▶ **WHAT THE TASK ASKS**: Repeat all of the records verbatim.

▶ **DATA IN THIS EXERCISE**:
※ ※ ※

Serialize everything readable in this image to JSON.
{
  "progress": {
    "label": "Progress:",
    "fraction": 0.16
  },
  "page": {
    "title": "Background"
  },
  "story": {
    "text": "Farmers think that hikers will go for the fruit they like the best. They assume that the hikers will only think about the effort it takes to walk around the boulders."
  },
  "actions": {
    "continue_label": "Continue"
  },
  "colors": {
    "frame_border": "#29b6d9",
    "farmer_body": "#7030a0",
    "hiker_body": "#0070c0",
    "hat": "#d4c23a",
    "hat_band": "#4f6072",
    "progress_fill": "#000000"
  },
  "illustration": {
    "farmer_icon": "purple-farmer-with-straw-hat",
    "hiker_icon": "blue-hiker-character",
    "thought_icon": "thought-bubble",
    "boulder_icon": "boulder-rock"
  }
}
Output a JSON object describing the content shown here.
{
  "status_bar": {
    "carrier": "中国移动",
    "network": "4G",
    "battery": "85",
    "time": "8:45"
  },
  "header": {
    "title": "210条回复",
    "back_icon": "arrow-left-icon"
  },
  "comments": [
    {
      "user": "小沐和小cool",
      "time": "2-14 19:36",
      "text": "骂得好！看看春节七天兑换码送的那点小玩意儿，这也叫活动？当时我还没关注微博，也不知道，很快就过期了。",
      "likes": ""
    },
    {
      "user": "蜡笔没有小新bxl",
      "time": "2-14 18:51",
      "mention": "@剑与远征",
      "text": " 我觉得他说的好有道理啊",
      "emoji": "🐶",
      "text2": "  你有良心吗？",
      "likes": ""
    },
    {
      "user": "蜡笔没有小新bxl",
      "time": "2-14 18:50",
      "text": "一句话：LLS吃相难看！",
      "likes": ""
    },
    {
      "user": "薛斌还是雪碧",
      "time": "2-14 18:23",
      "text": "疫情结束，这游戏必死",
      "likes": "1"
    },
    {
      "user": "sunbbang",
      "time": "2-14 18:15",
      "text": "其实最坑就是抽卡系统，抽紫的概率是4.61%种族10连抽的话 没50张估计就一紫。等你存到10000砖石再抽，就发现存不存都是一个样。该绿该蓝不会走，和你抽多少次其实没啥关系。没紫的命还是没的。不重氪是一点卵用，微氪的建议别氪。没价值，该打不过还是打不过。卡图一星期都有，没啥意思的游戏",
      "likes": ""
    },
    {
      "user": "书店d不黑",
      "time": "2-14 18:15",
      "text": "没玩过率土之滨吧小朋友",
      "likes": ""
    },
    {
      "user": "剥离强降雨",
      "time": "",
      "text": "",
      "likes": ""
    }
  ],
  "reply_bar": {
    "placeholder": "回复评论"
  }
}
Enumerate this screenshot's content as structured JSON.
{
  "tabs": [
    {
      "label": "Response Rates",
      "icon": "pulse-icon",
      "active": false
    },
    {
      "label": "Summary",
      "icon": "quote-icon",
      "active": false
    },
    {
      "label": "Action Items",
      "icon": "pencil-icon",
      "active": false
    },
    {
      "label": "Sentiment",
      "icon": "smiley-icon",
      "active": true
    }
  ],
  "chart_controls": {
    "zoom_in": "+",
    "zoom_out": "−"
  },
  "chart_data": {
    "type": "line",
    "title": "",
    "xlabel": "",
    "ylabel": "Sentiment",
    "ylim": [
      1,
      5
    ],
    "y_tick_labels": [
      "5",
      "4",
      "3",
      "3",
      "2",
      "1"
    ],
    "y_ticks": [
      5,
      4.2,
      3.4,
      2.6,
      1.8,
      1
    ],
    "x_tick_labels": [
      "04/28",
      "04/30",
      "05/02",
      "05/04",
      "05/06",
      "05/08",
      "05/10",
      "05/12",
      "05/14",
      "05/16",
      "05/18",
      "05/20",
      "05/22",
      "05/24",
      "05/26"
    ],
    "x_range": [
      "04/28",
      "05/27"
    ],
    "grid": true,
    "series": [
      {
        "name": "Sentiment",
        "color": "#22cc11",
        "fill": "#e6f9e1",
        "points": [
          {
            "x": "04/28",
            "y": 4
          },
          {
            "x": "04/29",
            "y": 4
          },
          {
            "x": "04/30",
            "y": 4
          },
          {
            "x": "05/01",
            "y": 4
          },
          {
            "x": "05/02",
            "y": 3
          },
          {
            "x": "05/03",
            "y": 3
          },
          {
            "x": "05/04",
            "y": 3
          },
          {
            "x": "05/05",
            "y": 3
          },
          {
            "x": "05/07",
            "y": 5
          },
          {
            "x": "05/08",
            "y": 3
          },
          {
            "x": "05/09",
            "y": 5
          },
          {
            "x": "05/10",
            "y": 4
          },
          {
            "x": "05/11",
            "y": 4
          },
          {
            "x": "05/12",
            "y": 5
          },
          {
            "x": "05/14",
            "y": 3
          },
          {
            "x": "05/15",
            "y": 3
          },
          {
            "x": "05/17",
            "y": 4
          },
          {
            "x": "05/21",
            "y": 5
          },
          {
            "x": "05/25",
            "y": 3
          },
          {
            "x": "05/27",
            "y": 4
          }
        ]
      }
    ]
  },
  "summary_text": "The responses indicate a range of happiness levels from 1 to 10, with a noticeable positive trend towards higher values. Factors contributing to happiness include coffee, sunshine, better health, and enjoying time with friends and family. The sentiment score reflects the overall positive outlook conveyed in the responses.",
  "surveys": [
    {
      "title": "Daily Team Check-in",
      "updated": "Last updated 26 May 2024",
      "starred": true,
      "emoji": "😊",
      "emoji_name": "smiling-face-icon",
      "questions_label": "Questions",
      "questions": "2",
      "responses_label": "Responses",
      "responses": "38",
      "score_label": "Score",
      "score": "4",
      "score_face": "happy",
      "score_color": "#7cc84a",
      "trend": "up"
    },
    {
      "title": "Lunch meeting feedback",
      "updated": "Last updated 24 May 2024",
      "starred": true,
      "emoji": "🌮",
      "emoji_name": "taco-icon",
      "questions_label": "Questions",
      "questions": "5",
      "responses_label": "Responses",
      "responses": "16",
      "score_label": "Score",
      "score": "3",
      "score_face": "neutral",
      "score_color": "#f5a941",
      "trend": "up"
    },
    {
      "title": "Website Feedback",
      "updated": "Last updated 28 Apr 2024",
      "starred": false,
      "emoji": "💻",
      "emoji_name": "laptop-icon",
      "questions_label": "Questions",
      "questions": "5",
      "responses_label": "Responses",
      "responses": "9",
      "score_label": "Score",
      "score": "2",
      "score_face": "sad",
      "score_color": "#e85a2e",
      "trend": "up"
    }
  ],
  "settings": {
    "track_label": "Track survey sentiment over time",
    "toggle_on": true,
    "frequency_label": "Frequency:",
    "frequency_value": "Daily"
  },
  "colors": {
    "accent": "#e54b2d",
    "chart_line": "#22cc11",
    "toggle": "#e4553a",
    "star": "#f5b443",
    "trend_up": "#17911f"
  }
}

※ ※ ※

▶ **RESPONSE AREA**:
Serialize everything readable in this image to JSON.
{
  "progress": {
    "label": "Progress:",
    "fraction": 0.16
  },
  "page": {
    "title": "Background"
  },
  "story": {
    "text": "Farmers think that hikers will go for the fruit they like the best. They assume that the hikers will only think about the effort it takes to walk around the boulders."
  },
  "actions": {
    "continue_label": "Continue"
  },
  "colors": {
    "frame_border": "#29b6d9",
    "farmer_body": "#7030a0",
    "hiker_body": "#0070c0",
    "hat": "#d4c23a",
    "hat_band": "#4f6072",
    "progress_fill": "#000000"
  },
  "illustration": {
    "farmer_icon": "purple-farmer-with-straw-hat",
    "hiker_icon": "blue-hiker-character",
    "thought_icon": "thought-bubble",
    "boulder_icon": "boulder-rock"
  }
}
Output a JSON object describing the content shown here.
{
  "status_bar": {
    "carrier": "中国移动",
    "network": "4G",
    "battery": "85",
    "time": "8:45"
  },
  "header": {
    "title": "210条回复",
    "back_icon": "arrow-left-icon"
  },
  "comments": [
    {
      "user": "小沐和小cool",
      "time": "2-14 19:36",
      "text": "骂得好！看看春节七天兑换码送的那点小玩意儿，这也叫活动？当时我还没关注微博，也不知道，很快就过期了。",
      "likes": ""
    },
    {
      "user": "蜡笔没有小新bxl",
      "time": "2-14 18:51",
      "mention": "@剑与远征",
      "text": " 我觉得他说的好有道理啊",
      "emoji": "🐶",
      "text2": "  你有良心吗？",
      "likes": ""
    },
    {
      "user": "蜡笔没有小新bxl",
      "time": "2-14 18:50",
      "text": "一句话：LLS吃相难看！",
      "likes": ""
    },
    {
      "user": "薛斌还是雪碧",
      "time": "2-14 18:23",
      "text": "疫情结束，这游戏必死",
      "likes": "1"
    },
    {
      "user": "sunbbang",
      "time": "2-14 18:15",
      "text": "其实最坑就是抽卡系统，抽紫的概率是4.61%种族10连抽的话 没50张估计就一紫。等你存到10000砖石再抽，就发现存不存都是一个样。该绿该蓝不会走，和你抽多少次其实没啥关系。没紫的命还是没的。不重氪是一点卵用，微氪的建议别氪。没价值，该打不过还是打不过。卡图一星期都有，没啥意思的游戏",
      "likes": ""
    },
    {
      "user": "书店d不黑",
      "time": "2-14 18:15",
      "text": "没玩过率土之滨吧小朋友",
      "likes": ""
    },
    {
      "user": "剥离强降雨",
      "time": "",
      "text": "",
      "likes": ""
    }
  ],
  "reply_bar": {
    "placeholder": "回复评论"
  }
}
Enumerate this screenshot's content as structured JSON.
{
  "tabs": [
    {
      "label": "Response Rates",
      "icon": "pulse-icon",
      "active": false
    },
    {
      "label": "Summary",
      "icon": "quote-icon",
      "active": false
    },
    {
      "label": "Action Items",
      "icon": "pencil-icon",
      "active": false
    },
    {
      "label": "Sentiment",
      "icon": "smiley-icon",
      "active": true
    }
  ],
  "chart_controls": {
    "zoom_in": "+",
    "zoom_out": "−"
  },
  "chart_data": {
    "type": "line",
    "title": "",
    "xlabel": "",
    "ylabel": "Sentiment",
    "ylim": [
      1,
      5
    ],
    "y_tick_labels": [
      "5",
      "4",
      "3",
      "3",
      "2",
      "1"
    ],
    "y_ticks": [
      5,
      4.2,
      3.4,
      2.6,
      1.8,
      1
    ],
    "x_tick_labels": [
      "04/28",
      "04/30",
      "05/02",
      "05/04",
      "05/06",
      "05/08",
      "05/10",
      "05/12",
      "05/14",
      "05/16",
      "05/18",
      "05/20",
      "05/22",
      "05/24",
      "05/26"
    ],
    "x_range": [
      "04/28",
      "05/27"
    ],
    "grid": true,
    "series": [
      {
        "name": "Sentiment",
        "color": "#22cc11",
        "fill": "#e6f9e1",
        "points": [
          {
            "x": "04/28",
            "y": 4
          },
          {
            "x": "04/29",
            "y": 4
          },
          {
            "x": "04/30",
            "y": 4
          },
          {
            "x": "05/01",
            "y": 4
          },
          {
            "x": "05/02",
            "y": 3
          },
          {
            "x": "05/03",
            "y": 3
          },
          {
            "x": "05/04",
            "y": 3
          },
          {
            "x": "05/05",
            "y": 3
          },
          {
            "x": "05/07",
            "y": 5
          },
          {
            "x": "05/08",
            "y": 3
          },
          {
            "x": "05/09",
            "y": 5
          },
          {
            "x": "05/10",
            "y": 4
          },
          {
            "x": "05/11",
            "y": 4
          },
          {
            "x": "05/12",
            "y": 5
          },
          {
            "x": "05/14",
            "y": 3
          },
          {
            "x": "05/15",
            "y": 3
          },
          {
            "x": "05/17",
            "y": 4
          },
          {
            "x": "05/21",
            "y": 5
          },
          {
            "x": "05/25",
            "y": 3
          },
          {
            "x": "05/27",
            "y": 4
          }
        ]
      }
    ]
  },
  "summary_text": "The responses indicate a range of happiness levels from 1 to 10, with a noticeable positive trend towards higher values. Factors contributing to happiness include coffee, sunshine, better health, and enjoying time with friends and family. The sentiment score reflects the overall positive outlook conveyed in the responses.",
  "surveys": [
    {
      "title": "Daily Team Check-in",
      "updated": "Last updated 26 May 2024",
      "starred": true,
      "emoji": "😊",
      "emoji_name": "smiling-face-icon",
      "questions_label": "Questions",
      "questions": "2",
      "responses_label": "Responses",
      "responses": "38",
      "score_label": "Score",
      "score": "4",
      "score_face": "happy",
      "score_color": "#7cc84a",
      "trend": "up"
    },
    {
      "title": "Lunch meeting feedback",
      "updated": "Last updated 24 May 2024",
      "starred": true,
      "emoji": "🌮",
      "emoji_name": "taco-icon",
      "questions_label": "Questions",
      "questions": "5",
      "responses_label": "Responses",
      "responses": "16",
      "score_label": "Score",
      "score": "3",
      "score_face": "neutral",
      "score_color": "#f5a941",
      "trend": "up"
    },
    {
      "title": "Website Feedback",
      "updated": "Last updated 28 Apr 2024",
      "starred": false,
      "emoji": "💻",
      "emoji_name": "laptop-icon",
      "questions_label": "Questions",
      "questions": "5",
      "responses_label": "Responses",
      "responses": "9",
      "score_label": "Score",
      "score": "2",
      "score_face": "sad",
      "score_color": "#e85a2e",
      "trend": "up"
    }
  ],
  "settings": {
    "track_label": "Track survey sentiment over time",
    "toggle_on": true,
    "frequency_label": "Frequency:",
    "frequency_value": "Daily"
  },
  "colors": {
    "accent": "#e54b2d",
    "chart_line": "#22cc11",
    "toggle": "#e4553a",
    "star": "#f5b443",
    "trend_up": "#17911f"
  }
}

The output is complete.